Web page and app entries
■ ■ ■ ■

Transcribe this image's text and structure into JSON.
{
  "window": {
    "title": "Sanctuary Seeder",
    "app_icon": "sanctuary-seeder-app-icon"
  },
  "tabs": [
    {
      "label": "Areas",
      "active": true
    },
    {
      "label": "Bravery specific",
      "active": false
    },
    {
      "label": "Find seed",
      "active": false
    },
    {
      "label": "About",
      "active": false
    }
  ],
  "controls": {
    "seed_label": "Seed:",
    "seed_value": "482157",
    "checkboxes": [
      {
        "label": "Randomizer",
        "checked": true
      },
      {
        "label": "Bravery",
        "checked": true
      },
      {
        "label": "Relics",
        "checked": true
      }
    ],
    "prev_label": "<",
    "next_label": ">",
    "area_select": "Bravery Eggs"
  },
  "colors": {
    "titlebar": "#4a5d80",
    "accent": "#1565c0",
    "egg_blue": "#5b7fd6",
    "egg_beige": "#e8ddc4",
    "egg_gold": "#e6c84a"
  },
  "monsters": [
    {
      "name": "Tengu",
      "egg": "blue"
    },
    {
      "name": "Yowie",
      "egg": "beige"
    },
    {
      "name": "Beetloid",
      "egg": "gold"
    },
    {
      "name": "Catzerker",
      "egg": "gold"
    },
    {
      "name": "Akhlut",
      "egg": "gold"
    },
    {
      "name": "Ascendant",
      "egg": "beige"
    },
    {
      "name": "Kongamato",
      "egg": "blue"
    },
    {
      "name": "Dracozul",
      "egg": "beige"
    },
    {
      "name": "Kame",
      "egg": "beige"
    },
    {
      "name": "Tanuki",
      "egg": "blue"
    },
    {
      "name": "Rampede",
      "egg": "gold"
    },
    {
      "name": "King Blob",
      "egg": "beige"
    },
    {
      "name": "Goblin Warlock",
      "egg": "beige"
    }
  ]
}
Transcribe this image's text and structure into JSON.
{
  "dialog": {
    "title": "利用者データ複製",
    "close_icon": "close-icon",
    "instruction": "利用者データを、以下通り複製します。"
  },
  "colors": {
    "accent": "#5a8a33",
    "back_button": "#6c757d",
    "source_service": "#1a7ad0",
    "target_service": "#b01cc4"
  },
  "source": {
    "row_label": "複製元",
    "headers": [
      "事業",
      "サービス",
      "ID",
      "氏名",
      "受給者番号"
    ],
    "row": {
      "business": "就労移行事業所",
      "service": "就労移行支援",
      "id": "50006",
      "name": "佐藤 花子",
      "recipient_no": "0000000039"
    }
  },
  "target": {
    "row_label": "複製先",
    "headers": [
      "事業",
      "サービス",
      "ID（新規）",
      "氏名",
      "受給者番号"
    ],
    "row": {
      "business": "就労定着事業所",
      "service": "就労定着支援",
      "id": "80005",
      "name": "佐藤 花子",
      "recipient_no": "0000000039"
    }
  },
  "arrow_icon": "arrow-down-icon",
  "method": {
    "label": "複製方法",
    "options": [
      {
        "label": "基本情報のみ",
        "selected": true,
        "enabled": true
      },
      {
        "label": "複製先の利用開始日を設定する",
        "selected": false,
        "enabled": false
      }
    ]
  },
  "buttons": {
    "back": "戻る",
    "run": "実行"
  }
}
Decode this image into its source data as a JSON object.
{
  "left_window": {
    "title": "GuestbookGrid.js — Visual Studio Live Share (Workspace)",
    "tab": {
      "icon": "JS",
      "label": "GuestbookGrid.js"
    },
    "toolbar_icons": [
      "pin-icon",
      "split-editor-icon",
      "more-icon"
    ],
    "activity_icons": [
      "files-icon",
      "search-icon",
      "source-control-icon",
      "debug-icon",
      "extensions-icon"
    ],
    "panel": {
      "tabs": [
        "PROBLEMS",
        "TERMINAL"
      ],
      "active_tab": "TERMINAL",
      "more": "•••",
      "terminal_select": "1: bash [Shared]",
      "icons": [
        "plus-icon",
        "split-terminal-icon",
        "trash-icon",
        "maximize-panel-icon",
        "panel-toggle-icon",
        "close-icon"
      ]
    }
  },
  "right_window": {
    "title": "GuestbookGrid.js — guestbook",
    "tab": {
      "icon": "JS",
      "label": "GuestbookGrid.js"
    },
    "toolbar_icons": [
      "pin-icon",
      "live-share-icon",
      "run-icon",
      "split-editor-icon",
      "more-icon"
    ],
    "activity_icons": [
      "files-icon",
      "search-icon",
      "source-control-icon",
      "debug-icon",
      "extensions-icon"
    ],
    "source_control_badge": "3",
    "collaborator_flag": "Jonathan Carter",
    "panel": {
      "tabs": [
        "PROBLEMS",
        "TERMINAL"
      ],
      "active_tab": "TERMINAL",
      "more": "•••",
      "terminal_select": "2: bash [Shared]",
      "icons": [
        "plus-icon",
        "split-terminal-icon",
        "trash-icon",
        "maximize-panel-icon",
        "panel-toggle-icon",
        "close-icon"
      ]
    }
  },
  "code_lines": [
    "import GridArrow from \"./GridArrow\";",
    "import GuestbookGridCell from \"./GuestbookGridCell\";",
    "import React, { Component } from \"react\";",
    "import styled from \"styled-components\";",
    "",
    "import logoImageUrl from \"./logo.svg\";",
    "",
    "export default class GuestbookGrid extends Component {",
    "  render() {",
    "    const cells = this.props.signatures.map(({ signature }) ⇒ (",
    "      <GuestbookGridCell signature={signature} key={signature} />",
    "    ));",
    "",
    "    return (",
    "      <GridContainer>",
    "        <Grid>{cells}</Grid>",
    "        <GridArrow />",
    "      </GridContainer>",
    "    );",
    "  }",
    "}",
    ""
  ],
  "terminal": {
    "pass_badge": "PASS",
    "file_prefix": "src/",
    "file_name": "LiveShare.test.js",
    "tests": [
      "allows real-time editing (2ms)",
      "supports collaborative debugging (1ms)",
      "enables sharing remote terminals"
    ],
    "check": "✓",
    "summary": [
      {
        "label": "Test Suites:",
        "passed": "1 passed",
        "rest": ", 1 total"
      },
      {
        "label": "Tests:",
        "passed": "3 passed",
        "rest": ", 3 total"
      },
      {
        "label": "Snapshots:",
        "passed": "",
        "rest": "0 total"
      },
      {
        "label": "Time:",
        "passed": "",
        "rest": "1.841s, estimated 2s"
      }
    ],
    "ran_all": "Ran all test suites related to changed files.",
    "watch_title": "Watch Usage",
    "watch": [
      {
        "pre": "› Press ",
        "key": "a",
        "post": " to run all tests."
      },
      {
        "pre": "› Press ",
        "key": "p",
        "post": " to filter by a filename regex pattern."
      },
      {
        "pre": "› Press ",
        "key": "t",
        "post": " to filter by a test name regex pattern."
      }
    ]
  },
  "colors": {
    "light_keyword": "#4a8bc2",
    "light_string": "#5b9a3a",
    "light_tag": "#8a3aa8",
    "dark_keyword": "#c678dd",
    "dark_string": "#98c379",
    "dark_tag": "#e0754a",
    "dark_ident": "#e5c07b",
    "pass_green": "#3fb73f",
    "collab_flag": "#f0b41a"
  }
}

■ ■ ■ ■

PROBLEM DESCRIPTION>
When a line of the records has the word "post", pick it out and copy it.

RESPONSE TO THIS EXERCISE>
        "post": " to run all tests."
        "post": " to filter by a filename regex pattern."
        "post": " to filter by a test name regex pattern."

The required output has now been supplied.